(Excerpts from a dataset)

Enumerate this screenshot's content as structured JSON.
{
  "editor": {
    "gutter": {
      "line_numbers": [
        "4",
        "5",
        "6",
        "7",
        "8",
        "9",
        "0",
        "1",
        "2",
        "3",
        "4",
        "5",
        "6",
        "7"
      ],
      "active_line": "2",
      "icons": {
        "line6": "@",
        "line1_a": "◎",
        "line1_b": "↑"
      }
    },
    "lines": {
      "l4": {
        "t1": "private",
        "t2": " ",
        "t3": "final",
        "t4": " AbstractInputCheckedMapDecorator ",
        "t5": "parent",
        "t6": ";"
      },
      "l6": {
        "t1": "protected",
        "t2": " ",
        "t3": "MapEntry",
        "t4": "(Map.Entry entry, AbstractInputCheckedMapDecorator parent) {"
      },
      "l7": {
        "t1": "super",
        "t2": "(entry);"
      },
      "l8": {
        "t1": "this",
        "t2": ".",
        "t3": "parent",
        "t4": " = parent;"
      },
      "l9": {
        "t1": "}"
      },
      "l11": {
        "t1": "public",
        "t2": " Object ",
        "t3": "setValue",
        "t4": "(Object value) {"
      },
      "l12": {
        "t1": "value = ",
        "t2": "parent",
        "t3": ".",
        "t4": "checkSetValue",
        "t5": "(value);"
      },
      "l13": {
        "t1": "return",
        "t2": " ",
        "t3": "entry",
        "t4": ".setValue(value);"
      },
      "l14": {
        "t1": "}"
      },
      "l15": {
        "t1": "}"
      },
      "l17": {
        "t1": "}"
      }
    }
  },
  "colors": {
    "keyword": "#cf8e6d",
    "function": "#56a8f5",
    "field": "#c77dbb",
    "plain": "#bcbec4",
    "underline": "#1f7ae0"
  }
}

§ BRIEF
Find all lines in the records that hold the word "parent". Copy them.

§ ANSWER TO THIS EXERCISE
        "t5": "parent",
        "t4": "(Map.Entry entry, AbstractInputCheckedMapDecorator parent) {"
        "t3": "parent",
        "t4": " = parent;"
        "t2": "parent",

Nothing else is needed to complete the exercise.